The Vancouver Canucks kick off the 2011-2012 NHL season Thursday night with a marquee match-up with the Pittsburgh Penguins. Despite being one of the best teams in the NHL, the Canucks are still dogged with some nagging questions.
They have a chance tonight against Pittsburgh to make an early statement.
One game, especially the first game of a season, is hardly that important of a game in the larger sense, but Vancouver can use a strong effort.
When we last saw them they were getting pushed around by the Boston Bruins and accusations of being soft, having no heart and being dirty divers were being slapped on them. Tonight they can start to dispel those reputations.
Tonight they play one of the favorites in the Eastern Conference and by playing well and winning convincingly they can wipe the bad taste of last year’s finals from their mouths. If they lose, if Luongo plays poorly or if Pittsburgh pushes them around, the narrative from last spring will intensify.
Vancouver, in the past few seasons, have struggled out of the gate playing .500 hockey in October. Now more than ever they need to reverse that trend.
They will find that harder to do without Ryan Kesler and with other players still sore from a long and grueling season last year.
Despite that, the Canucks do have some things working in their favor. They get to open at home in front of an enthusiastic sell-out crowd eager to move on from last year’s disappointment. They also get a Penguins team that is missing their best player.
How panicked will you be if the Canucks lose opening night?
Even without Sidney Crosby the Penguins are still a tough out and the Canucks will need to come out ready to skate.
They will need to show that their power play is still potent (even without Christian Ehrhoff), and that they have found a new toughness. This will be the debut of Vancouver’s new bruising fourth line. It would not be surprising to see them try and make a statement against a Pittsburgh team that is no stranger to the rough stuff.
Vancouver may face the most pressure from their own fan base. As passionate as Canucks fans are, they also put a lot of pressure on the team.
If Vancouver comes out flat tonight, local talk shows and internet message boards will be in full panic modes, Luongo will be ripped (no matter how he plays) and Alain Vigneault’s job will be called for. The local media will pile on as well and the Canucks may start gripping their sticks tight.

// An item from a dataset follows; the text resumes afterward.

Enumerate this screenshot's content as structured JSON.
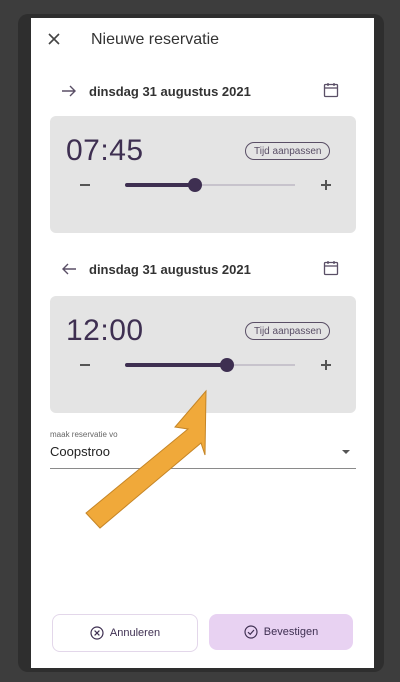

So, for an opening night game coming off a Stanley Cup run, there is a lot at stake here.
Tonight’s game is on national television in both Canada and the US.
Vancouver has a chance to tell the hockey world that they are back and are going to be a force to be dealt with.